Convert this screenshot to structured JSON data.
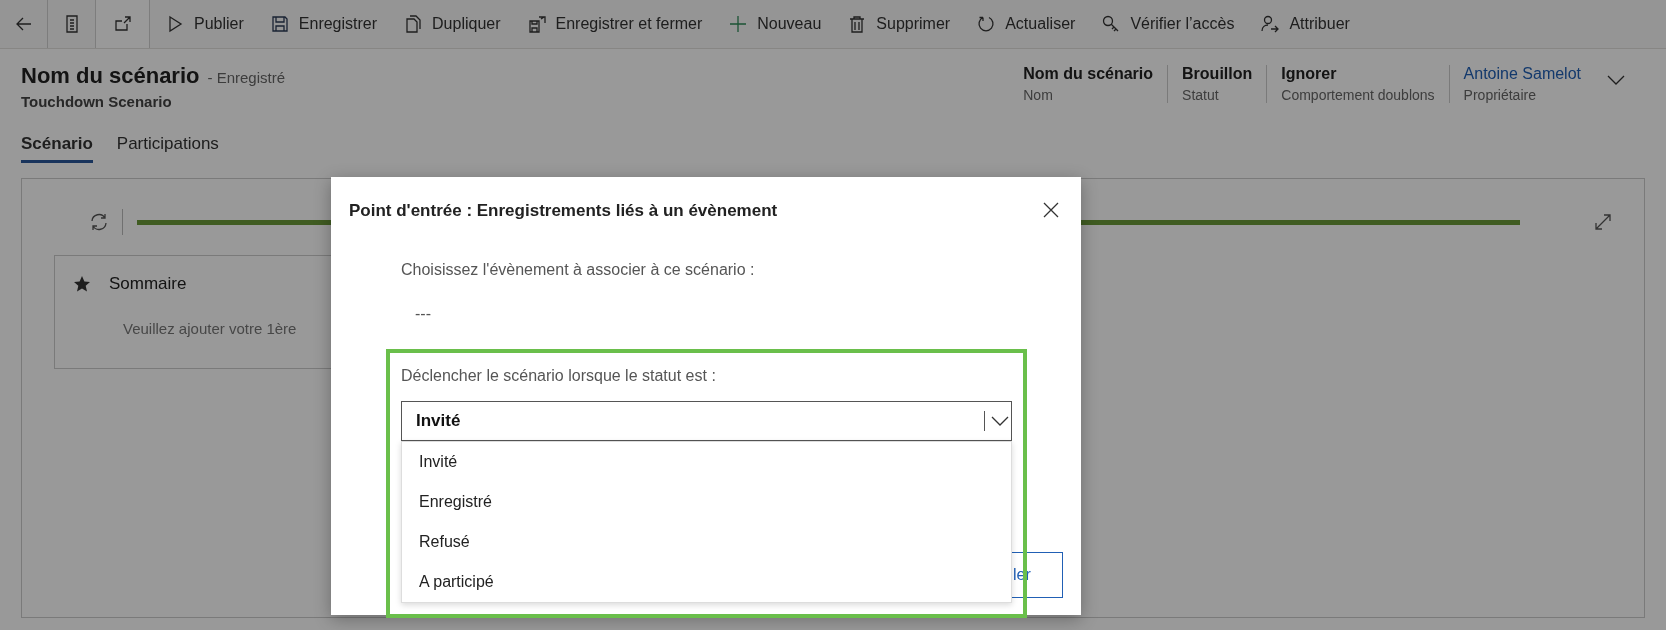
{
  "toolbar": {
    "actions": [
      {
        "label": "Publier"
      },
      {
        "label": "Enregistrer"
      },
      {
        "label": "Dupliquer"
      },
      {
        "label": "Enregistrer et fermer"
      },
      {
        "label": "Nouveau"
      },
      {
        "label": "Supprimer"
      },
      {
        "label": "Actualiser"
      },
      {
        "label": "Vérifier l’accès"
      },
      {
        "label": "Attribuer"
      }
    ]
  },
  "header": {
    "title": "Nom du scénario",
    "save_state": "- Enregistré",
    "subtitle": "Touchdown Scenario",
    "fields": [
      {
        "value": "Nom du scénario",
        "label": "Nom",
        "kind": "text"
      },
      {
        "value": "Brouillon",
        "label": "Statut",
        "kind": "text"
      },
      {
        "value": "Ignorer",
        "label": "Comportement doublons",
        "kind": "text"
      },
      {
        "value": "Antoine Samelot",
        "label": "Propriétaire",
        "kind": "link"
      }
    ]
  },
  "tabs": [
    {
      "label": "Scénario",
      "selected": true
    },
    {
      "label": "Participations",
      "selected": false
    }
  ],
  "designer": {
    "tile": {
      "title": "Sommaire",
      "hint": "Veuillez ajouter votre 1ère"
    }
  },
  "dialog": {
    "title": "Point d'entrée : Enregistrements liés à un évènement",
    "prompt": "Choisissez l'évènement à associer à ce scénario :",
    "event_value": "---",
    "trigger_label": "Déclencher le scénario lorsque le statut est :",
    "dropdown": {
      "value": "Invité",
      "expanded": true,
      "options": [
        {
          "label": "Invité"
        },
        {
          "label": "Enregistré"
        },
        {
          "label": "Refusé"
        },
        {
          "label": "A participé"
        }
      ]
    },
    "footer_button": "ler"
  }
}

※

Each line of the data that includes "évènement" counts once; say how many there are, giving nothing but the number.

2